"Philippe Bianconi commands a lucidly singing tone, liquid and alive, and transparent technique".

 Real Beethoven was next, the Piano Concerto No.4, with a returning favourite, Philippe Bianconi, as soloist. Not having audited Bianconi's earlier - and highly acclaimed - Madison appearances, I can now say I know what all the fuss is about. Not only does Bianconi command a lucidly singing tone and transparent technique, but his interpretation is full of the kinds of subtle touches that refresh event the best known repertoire.

In the central Andante, Bianconi produced a sound that can only be described in metaphysical terms: with a tone so liquid and alive, it was as if you were watching water being poured into a pitcher, and then somehow the process was slowed down before your very eyes. The rondo finale found Bianconi full capable of moving from he "snap-crackle-pop" of the main theme to glimpses of moonlight in the lyrical episodes.

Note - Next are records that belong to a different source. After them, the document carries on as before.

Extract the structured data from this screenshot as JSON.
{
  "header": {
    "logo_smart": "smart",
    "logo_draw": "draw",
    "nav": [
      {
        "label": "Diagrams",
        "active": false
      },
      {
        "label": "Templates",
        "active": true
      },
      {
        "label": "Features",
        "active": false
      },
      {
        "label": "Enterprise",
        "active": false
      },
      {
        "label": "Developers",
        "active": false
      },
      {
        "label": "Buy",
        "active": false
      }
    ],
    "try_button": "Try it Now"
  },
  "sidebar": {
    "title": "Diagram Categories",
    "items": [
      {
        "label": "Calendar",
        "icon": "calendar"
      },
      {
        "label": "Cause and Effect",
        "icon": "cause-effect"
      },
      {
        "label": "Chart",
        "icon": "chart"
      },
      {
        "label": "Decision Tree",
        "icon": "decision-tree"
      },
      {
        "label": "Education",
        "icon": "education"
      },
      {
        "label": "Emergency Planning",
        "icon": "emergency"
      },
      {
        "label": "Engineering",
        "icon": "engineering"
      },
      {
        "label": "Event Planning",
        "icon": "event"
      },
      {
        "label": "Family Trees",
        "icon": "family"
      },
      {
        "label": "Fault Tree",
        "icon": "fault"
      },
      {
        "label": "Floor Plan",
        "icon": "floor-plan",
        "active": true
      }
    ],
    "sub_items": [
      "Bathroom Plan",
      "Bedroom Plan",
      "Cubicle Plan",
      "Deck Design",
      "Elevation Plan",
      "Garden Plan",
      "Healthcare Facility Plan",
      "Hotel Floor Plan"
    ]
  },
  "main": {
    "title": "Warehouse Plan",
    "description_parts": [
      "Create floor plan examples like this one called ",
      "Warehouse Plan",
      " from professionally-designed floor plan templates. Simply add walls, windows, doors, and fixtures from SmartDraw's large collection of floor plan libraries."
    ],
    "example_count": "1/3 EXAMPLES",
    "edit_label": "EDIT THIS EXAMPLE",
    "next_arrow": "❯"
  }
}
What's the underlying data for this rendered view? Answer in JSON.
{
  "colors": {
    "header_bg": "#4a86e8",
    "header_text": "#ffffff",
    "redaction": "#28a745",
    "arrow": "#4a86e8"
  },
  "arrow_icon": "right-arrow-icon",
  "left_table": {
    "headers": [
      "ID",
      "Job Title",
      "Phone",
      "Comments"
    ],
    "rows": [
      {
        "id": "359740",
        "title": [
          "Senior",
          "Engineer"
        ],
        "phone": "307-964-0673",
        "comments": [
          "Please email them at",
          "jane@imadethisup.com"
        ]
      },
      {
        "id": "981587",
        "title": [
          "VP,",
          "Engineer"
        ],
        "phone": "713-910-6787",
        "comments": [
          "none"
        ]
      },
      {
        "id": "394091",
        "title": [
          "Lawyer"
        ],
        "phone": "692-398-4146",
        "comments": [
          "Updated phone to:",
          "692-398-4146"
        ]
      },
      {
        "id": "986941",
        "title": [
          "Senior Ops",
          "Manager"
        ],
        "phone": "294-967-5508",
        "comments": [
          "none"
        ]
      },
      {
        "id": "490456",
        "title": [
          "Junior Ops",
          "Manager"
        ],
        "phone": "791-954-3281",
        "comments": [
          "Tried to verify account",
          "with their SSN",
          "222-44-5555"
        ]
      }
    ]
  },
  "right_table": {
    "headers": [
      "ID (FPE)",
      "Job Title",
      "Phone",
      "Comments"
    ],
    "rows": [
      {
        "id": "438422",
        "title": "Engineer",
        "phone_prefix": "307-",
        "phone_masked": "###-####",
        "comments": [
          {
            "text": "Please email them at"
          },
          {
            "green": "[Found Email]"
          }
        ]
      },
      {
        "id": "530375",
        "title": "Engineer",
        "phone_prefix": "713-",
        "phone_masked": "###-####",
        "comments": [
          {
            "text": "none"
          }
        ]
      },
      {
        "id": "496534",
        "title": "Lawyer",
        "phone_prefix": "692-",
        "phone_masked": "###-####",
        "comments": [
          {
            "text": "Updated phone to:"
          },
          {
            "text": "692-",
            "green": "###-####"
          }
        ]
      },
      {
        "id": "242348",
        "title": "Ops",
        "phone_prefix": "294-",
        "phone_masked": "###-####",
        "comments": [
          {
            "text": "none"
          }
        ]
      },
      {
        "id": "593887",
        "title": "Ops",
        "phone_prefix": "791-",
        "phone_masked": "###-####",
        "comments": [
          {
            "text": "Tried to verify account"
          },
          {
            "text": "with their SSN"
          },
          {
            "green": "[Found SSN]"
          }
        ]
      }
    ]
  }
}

An insistent ovation led to a solo encore that by itself was worth the price of admission. 
Unannounced by Bianconi, some help from new marketing director Henry Peters gave us the knowledge that is was "Warum?", the Op. 12, No.3 "Fantasiestucke" of Schumann. An incredibly attentive audience held its breath to savour the lingering of the final notes.

Madison Magazine, Greg Hettmansberger